Guerzom M —

By Edward Caruso
Allende's tomb poem
Edward Caruso

Guerzom M —

approached as I photographed

Gladys Marín Millie’s tomb,

three rusted sheets of metal

with her portrait cut into one,

the face as resonant

as the hammer and sickle

projected on to the second sheet by shadow.


Guerzom asked if I knew who she was:

secretary of the party.

‘And during the junta?’ I asked.

The only reply: exile.


Past the mausoleum with the Persian arches

to the stone tombs

with widening columns and no capitals,

we reached Allende’s site.

I was drawn to the last speech,

in a block above the stairwell,

too difficult to read as the sculpted letters

were the same colour as the stone.


Guerzom, exiled in Argentina for eighteen years,

he’d returned, and we’d met in this cemetery by accident.
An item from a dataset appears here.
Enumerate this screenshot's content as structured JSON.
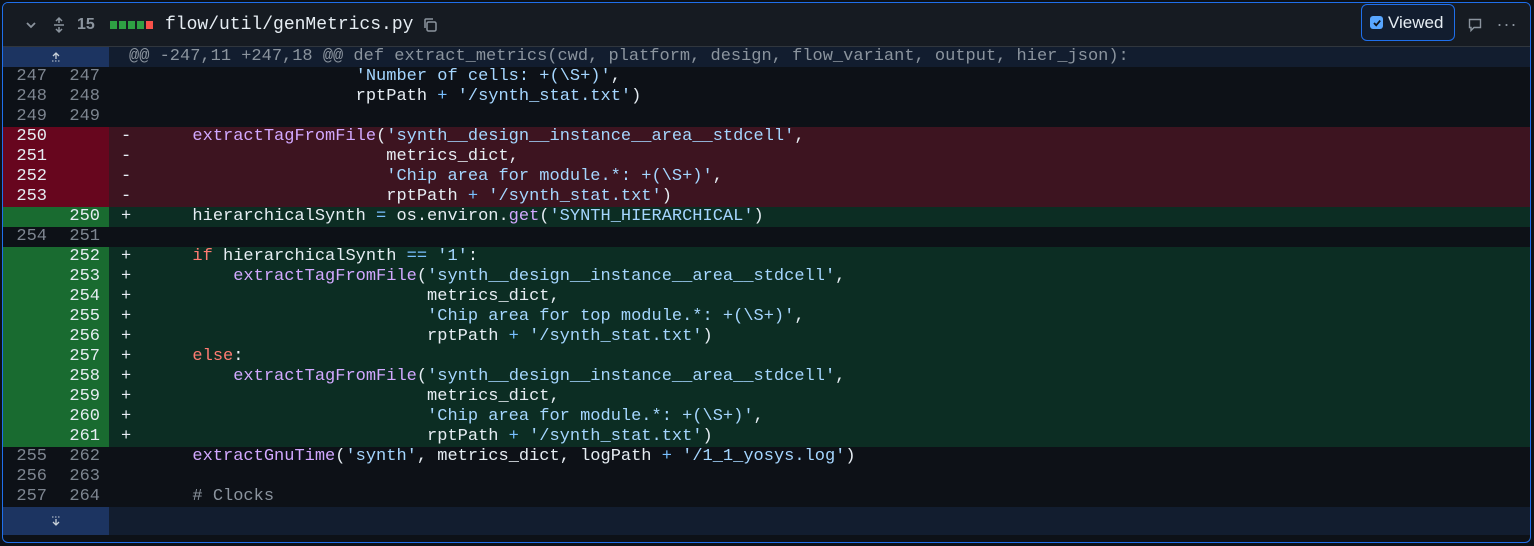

He recalled Victor Jara,

in blue jeans and with a wanderer’s pose,

the vagabond/troubadour description

of a figure deeply loved, but in view too briefly.


Guerzom, a slight figure with not a single white hair,

aged by tobacco, gesticulated as he spoke

of a hijacked democracy and press in too few hands.

His first-hand knowledge

punctuated the concrete surfaces of the tombs,

the mythical centuries of a transplanted classicism,

a view of the sky and green, the surreal smell of lawns,

and regular funeral procession.


I implored Guerzom to value his health,

the smoke that circled us dismissed.

He stood over Allende’s speech,

words to be read to a small crowd

that would gather in some future

to render this death less solitary.


Exile in many epitaphs,

we could air our ideals,

these tombs, the strict lines

and stone walls,

miniatures of public buildings,

each quarter a city to be brought

to life in the imagination.


Unable to bring back a single life,

we were present in this search

for symbols denied by some,

endlessly affronted by others,

in the families of those

thrown to the sea

who will never know of this conversation.


For a few hours of personal liberty

a civic conscience can be revived

before dissolving in another part of town,

by a murky view of the snow-capped Andes.


Guerzom, man figure, closer to the party than me,

our embrace before the tomb

the question mark of any future encounter

at this site.